» Work to be completed
Below are the entries; return every line among them that holds the word "value".

Website and app data records:
= Beginning of Section =

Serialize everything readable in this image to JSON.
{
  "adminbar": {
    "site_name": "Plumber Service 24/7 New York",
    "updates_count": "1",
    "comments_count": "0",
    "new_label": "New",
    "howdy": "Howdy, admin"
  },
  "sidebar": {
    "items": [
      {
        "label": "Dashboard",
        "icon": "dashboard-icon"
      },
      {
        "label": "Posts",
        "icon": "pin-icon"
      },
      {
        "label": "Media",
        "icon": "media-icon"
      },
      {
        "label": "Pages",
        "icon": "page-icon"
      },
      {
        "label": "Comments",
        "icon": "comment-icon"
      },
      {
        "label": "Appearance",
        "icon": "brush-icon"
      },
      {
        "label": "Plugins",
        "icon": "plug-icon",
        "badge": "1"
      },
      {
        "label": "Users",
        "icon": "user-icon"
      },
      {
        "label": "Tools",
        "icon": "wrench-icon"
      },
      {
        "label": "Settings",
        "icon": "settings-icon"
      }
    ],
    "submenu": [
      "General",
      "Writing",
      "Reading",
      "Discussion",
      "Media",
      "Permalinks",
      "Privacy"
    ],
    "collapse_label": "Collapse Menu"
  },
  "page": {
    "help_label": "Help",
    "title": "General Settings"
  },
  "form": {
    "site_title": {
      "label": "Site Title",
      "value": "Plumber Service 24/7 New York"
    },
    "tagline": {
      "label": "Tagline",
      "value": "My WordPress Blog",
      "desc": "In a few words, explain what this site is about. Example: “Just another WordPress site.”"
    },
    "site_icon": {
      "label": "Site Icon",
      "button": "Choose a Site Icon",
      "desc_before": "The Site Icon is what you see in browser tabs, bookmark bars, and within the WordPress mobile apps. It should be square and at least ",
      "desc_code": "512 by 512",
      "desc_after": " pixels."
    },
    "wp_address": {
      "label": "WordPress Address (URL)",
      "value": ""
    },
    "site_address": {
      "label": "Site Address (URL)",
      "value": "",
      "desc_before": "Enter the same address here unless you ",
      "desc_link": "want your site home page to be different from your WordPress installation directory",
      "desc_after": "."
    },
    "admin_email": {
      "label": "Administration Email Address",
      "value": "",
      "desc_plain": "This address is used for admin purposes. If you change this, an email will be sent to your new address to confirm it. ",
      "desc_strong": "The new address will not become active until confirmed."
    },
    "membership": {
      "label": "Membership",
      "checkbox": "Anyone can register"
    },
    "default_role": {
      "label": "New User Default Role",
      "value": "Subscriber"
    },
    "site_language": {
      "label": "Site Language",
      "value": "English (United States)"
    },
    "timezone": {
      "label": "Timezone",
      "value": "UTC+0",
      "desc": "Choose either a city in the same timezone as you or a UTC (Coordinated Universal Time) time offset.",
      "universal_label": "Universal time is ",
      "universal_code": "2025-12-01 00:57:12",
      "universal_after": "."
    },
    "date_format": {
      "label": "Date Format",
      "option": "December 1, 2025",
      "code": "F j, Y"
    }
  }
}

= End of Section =

» Response
      "value": "Plumber Service 24/7 New York"
      "value": "My WordPress Blog",
      "value": ""
      "value": "",
      "value": "",
      "value": "Subscriber"
      "value": "English (United States)"
      "value": "UTC+0",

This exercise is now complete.